My early twenties were spent salmon farming in Canada, northern Vancouver Island to be precise. Pristine coastlines with daily visits from orcas, eagles and bears that were equally magnificent and fearsome. A magical time. With my visa expiring and marine related work opportunities limited in NZ, it wasn’t long before I became aware of mums problems with everyday hearing. I realised that we really didn’t know much about what was happening for her, even when we asked the right people the right questions.
I was frustrated with the lack of specialist engagement and complete lack of accountability for her disappointing outcomes. And it hurt to see her world closing in. She found that her career as an optical technician was requiring more and more contact with the public and communication was no longer easy. In fact, she was often humiliated by mishearing something - and ignorance is worse when you can’t see the issue. She resigned. She took a job in a noisy factory - the noise of the factory meant that much communication was by non-verbal body language anyway, so the playing field was levelled. She stayed working in that horrible environment for near 20 years until she retired.

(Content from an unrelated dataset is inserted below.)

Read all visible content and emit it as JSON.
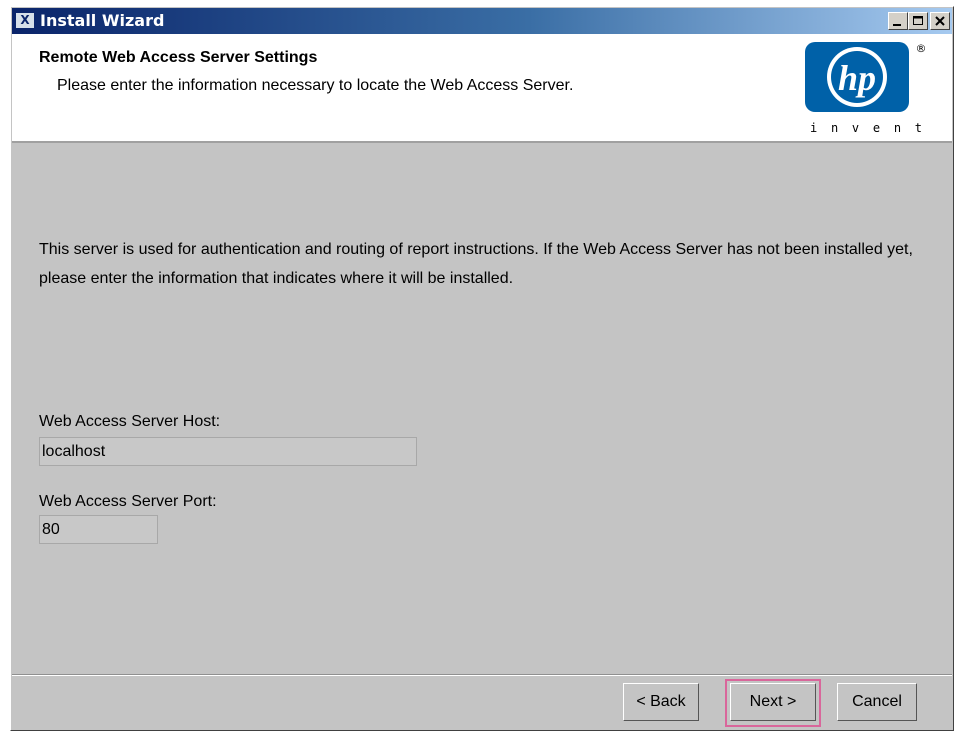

But back in the late 90’s I made a decision to do it better - become the best Audiologist I could be, one that was engaging, interactive, always put the client first, to make a stand for their outcomes, whatever that takes. Ive been asked if my experience with the industry has shaped and changed that vision over time, but it hasn’t at all. I love what I do so much that I feel honoured to do this work.
So I had to cross-credit biological sciences into a medical school specialist degree, a Masters in Audiology at the Medical School in Auckland. Two years there plus a years internship to achieve Clinical Certification and I was out in the world ready to be the best. But now what? I had the framed paper on the wall but that didn’t automatically make me the best of course, so I deliberately travelled… [CLICK FOR MORE]